held at gunpoint by exploding human development,
their world poisoned with the by-products
of our cities and our farms and our endless need
to rush from one place to another.

The seas empty. The skies without flight.
The prairies and mountains and deserts
silent day and night.
Just us. Doing us-stuff.
Waiting for the rains to bring breath
to the fields without bees.

Lining Up Ducks
by Kate Marshall Flaherty
For Kristin

You always say, “Let’s line up our ducks!”—
meaning to set up a picnic,
a frolicking spot for the kids,
or a stop-for-tea place.

I imagine a flat of cut-out duckies at the Fall Fair—
teenagers peering through sights
to pick them off in a row—
yellow ducks tilt, pinging one two three!
and laugh at the sister-lingo of it,
knowing just what you meant:
lining up our ducks.

But this afternoon under lazy low-slung clouds,
I listen to the crackle of gravel under kayaks
dragged into the still lake.
I hear the cricket chorus,
the breezy oak-leaf and odd
dropping acorn pop,
and I imagine your laugh
as I peer over my notebook.

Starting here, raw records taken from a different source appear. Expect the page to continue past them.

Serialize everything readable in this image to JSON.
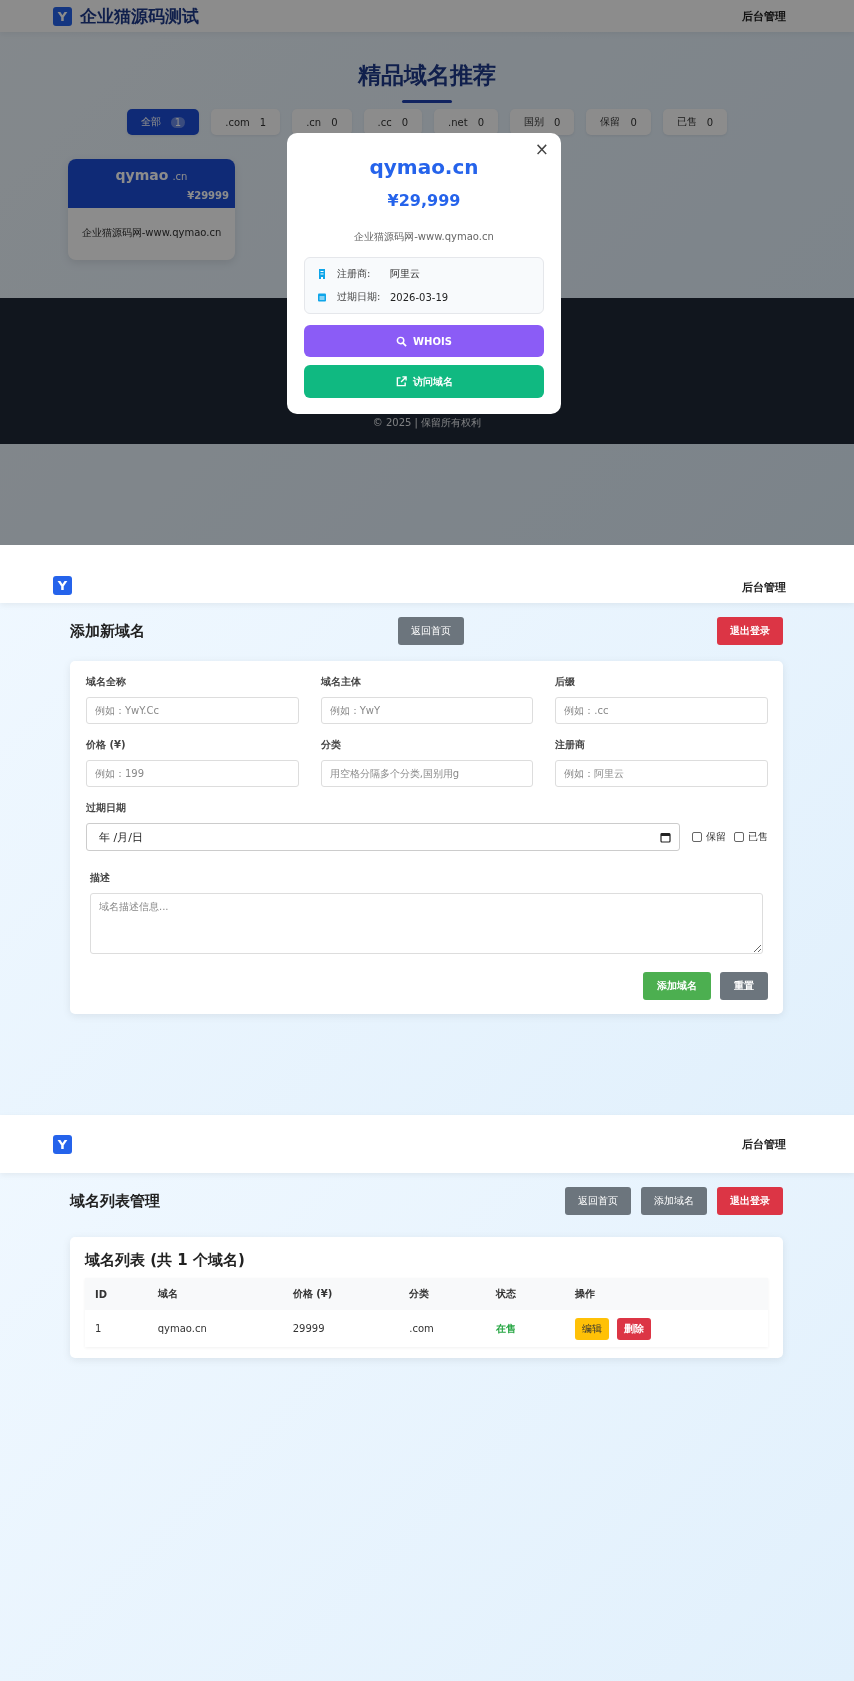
{
  "home_screen": {
    "header": {
      "logo": "Y",
      "site_name": "企业猫源码测试",
      "nav": "后台管理"
    },
    "heading": "精品域名推荐",
    "filters": [
      {
        "label": "全部",
        "count": "1",
        "selected": true
      },
      {
        "label": ".com",
        "count": "1",
        "selected": false
      },
      {
        "label": ".cn",
        "count": "0",
        "selected": false
      },
      {
        "label": ".cc",
        "count": "0",
        "selected": false
      },
      {
        "label": ".net",
        "count": "0",
        "selected": false
      },
      {
        "label": "国别",
        "count": "0",
        "selected": false
      },
      {
        "label": "保留",
        "count": "0",
        "selected": false
      },
      {
        "label": "已售",
        "count": "0",
        "selected": false
      }
    ],
    "domain_cards": [
      {
        "name": "qymao",
        "suffix": ".cn",
        "price": "¥29999",
        "description": "企业猫源码网-www.qymao.cn"
      }
    ],
    "footer": {
      "copyright": "© 2025 | 保留所有权利"
    },
    "modal": {
      "close": "×",
      "domain": "qymao.cn",
      "price": "¥29,999",
      "description": "企业猫源码网-www.qymao.cn",
      "details": [
        {
          "kind": "registrar",
          "label": "注册商:",
          "value": "阿里云"
        },
        {
          "kind": "date",
          "label": "过期日期:",
          "value": "2026-03-19"
        }
      ],
      "buttons": [
        {
          "kind": "whois",
          "label": "WHOIS"
        },
        {
          "kind": "visit",
          "label": "访问域名"
        }
      ]
    }
  },
  "add_screen": {
    "header": {
      "logo": "Y",
      "nav": "后台管理"
    },
    "title": "添加新域名",
    "buttons": [
      {
        "kind": "secondary",
        "label": "返回首页"
      },
      {
        "kind": "danger",
        "label": "退出登录"
      }
    ],
    "fields": [
      {
        "label": "域名全称",
        "placeholder": "例如：YwY.Cc"
      },
      {
        "label": "域名主体",
        "placeholder": "例如：YwY"
      },
      {
        "label": "后缀",
        "placeholder": "例如：.cc"
      },
      {
        "label": "价格 (¥)",
        "placeholder": "例如：199"
      },
      {
        "label": "分类",
        "placeholder": "用空格分隔多个分类,国别用g"
      },
      {
        "label": "注册商",
        "placeholder": "例如：阿里云"
      }
    ],
    "date_field": {
      "label": "过期日期",
      "placeholder": "年 /月/日"
    },
    "checkboxes": [
      {
        "label": "保留",
        "checked": false
      },
      {
        "label": "已售",
        "checked": false
      }
    ],
    "description": {
      "label": "描述",
      "placeholder": "域名描述信息..."
    },
    "actions": [
      {
        "kind": "success",
        "label": "添加域名"
      },
      {
        "kind": "secondary",
        "label": "重置"
      }
    ]
  },
  "list_screen": {
    "header": {
      "logo": "Y",
      "nav": "后台管理"
    },
    "title": "域名列表管理",
    "buttons": [
      {
        "kind": "secondary",
        "label": "返回首页"
      },
      {
        "kind": "secondary",
        "label": "添加域名"
      },
      {
        "kind": "danger",
        "label": "退出登录"
      }
    ],
    "table_title": "域名列表 (共 1 个域名)",
    "table": {
      "columns": [
        "ID",
        "域名",
        "价格 (¥)",
        "分类",
        "状态",
        "操作"
      ],
      "rows": [
        {
          "id": "1",
          "domain": "qymao.cn",
          "price": "29999",
          "category": ".com",
          "status": "在售",
          "for_sale": true,
          "actions": [
            {
              "kind": "warning",
              "label": "编辑"
            },
            {
              "kind": "danger",
              "label": "删除"
            }
          ]
        }
      ]
    }
  }
}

I see a Mallard leading her eight fluffy ducklings
in a perfect evenly-spaced straight line
across the tranquil water.

I marvel at the mother,
heading the parade so proudly,
never looking back
to check on the chicks
in their bridesmaids regiment,
and your silly expression
for ordering, getting straight,

Mother duck quacks
her uproarious laugh: wa waa waaa!
and glides on;

I am struck—
I’ve just glimpsed
one of nature’s intricate plumb lines.

HAIKU Honorable Mentions

by David Caruso

tree climbing
the smallest child
the highest up

Become a Saturday Evening Post member and enjoy unlimited access. Subscribe now


  1. Would like to know how and when I could enter Robert Frost contest for poems, they won’t be mine, but my brothers, that has gone to meet his Lord, we didn’t get to do that before he left. Thanks Loretta

  2. Sept./Oct issue poetry on pages 18-19, “Spec” and “Calling You” are beautiful.
    The Haikus are NOT English Haiku. I taught college level Language Arts for 35 years and published a book on writing poetry.
    The syllable count in English Haiku is 5 7 5. (and there are 6 other characteristics of English Haiku.) None of the ones on page 19 are Haiku.
    In Chinese and Japanese, Haiku is done in characters, therefore, no syllable count. They are very difficult to translate into English.

  3. Hi Dorothy, the Robert Frost International Poetry Contest is administered by The Studios of Key West. Please check with them regarding submissions: Also, please see page 60 in the Sep/Oct issue for details on The Saturday Evening Post’s limerick contest called Limerick Laughs.

  4. I just read the winning poems in your magazine and since I have written thousands of poems, I decided to submit one but guess the contest is not open at this time. Please let me know when I can send an entry. Thanks, Dorothy Brown Griggs


Your email address will not be published. Required fields are marked *